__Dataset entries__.
:::
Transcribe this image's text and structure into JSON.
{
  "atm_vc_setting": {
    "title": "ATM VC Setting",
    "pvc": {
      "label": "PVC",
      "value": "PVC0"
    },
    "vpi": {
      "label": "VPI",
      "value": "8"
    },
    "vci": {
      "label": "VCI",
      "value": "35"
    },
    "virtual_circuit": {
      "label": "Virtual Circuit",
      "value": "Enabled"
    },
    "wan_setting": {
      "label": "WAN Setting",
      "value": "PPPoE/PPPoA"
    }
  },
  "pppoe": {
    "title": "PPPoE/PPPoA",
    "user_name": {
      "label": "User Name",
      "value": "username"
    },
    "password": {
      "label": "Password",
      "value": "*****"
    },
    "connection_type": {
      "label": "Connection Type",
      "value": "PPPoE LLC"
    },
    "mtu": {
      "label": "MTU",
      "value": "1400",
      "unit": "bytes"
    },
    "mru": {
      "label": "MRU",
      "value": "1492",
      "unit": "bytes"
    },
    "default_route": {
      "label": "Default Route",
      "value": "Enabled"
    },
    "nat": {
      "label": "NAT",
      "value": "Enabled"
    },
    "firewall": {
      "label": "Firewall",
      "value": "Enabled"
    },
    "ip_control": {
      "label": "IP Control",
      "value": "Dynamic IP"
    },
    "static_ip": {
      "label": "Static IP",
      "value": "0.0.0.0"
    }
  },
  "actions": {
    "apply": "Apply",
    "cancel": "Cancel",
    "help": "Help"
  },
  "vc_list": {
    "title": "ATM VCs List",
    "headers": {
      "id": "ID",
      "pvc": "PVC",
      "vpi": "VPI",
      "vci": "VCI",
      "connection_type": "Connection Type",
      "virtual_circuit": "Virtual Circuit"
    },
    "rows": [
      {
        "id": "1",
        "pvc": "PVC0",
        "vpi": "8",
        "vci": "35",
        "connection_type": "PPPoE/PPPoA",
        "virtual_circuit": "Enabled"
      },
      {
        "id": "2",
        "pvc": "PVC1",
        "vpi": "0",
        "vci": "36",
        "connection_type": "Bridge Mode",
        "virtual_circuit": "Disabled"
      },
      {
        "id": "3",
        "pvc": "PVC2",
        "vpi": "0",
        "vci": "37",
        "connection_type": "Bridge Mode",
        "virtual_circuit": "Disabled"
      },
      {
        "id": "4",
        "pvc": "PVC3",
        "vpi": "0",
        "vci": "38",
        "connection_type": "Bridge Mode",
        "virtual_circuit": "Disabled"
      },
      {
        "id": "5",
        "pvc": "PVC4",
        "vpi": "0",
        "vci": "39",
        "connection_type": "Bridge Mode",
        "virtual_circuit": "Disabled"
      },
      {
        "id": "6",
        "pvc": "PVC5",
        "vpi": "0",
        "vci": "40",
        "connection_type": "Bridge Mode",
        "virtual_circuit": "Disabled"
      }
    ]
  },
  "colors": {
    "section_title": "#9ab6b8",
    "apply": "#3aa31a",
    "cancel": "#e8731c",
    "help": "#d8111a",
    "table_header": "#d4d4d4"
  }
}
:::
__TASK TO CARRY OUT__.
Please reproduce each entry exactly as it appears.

__SOLUTION FOR THIS EXERCISE__.
Transcribe this image's text and structure into JSON.
{
  "atm_vc_setting": {
    "title": "ATM VC Setting",
    "pvc": {
      "label": "PVC",
      "value": "PVC0"
    },
    "vpi": {
      "label": "VPI",
      "value": "8"
    },
    "vci": {
      "label": "VCI",
      "value": "35"
    },
    "virtual_circuit": {
      "label": "Virtual Circuit",
      "value": "Enabled"
    },
    "wan_setting": {
      "label": "WAN Setting",
      "value": "PPPoE/PPPoA"
    }
  },
  "pppoe": {
    "title": "PPPoE/PPPoA",
    "user_name": {
      "label": "User Name",
      "value": "username"
    },
    "password": {
      "label": "Password",
      "value": "*****"
    },
    "connection_type": {
      "label": "Connection Type",
      "value": "PPPoE LLC"
    },
    "mtu": {
      "label": "MTU",
      "value": "1400",
      "unit": "bytes"
    },
    "mru": {
      "label": "MRU",
      "value": "1492",
      "unit": "bytes"
    },
    "default_route": {
      "label": "Default Route",
      "value": "Enabled"
    },
    "nat": {
      "label": "NAT",
      "value": "Enabled"
    },
    "firewall": {
      "label": "Firewall",
      "value": "Enabled"
    },
    "ip_control": {
      "label": "IP Control",
      "value": "Dynamic IP"
    },
    "static_ip": {
      "label": "Static IP",
      "value": "0.0.0.0"
    }
  },
  "actions": {
    "apply": "Apply",
    "cancel": "Cancel",
    "help": "Help"
  },
  "vc_list": {
    "title": "ATM VCs List",
    "headers": {
      "id": "ID",
      "pvc": "PVC",
      "vpi": "VPI",
      "vci": "VCI",
      "connection_type": "Connection Type",
      "virtual_circuit": "Virtual Circuit"
    },
    "rows": [
      {
        "id": "1",
        "pvc": "PVC0",
        "vpi": "8",
        "vci": "35",
        "connection_type": "PPPoE/PPPoA",
        "virtual_circuit": "Enabled"
      },
      {
        "id": "2",
        "pvc": "PVC1",
        "vpi": "0",
        "vci": "36",
        "connection_type": "Bridge Mode",
        "virtual_circuit": "Disabled"
      },
      {
        "id": "3",
        "pvc": "PVC2",
        "vpi": "0",
        "vci": "37",
        "connection_type": "Bridge Mode",
        "virtual_circuit": "Disabled"
      },
      {
        "id": "4",
        "pvc": "PVC3",
        "vpi": "0",
        "vci": "38",
        "connection_type": "Bridge Mode",
        "virtual_circuit": "Disabled"
      },
      {
        "id": "5",
        "pvc": "PVC4",
        "vpi": "0",
        "vci": "39",
        "connection_type": "Bridge Mode",
        "virtual_circuit": "Disabled"
      },
      {
        "id": "6",
        "pvc": "PVC5",
        "vpi": "0",
        "vci": "40",
        "connection_type": "Bridge Mode",
        "virtual_circuit": "Disabled"
      }
    ]
  },
  "colors": {
    "section_title": "#9ab6b8",
    "apply": "#3aa31a",
    "cancel": "#e8731c",
    "help": "#d8111a",
    "table_header": "#d4d4d4"
  }
}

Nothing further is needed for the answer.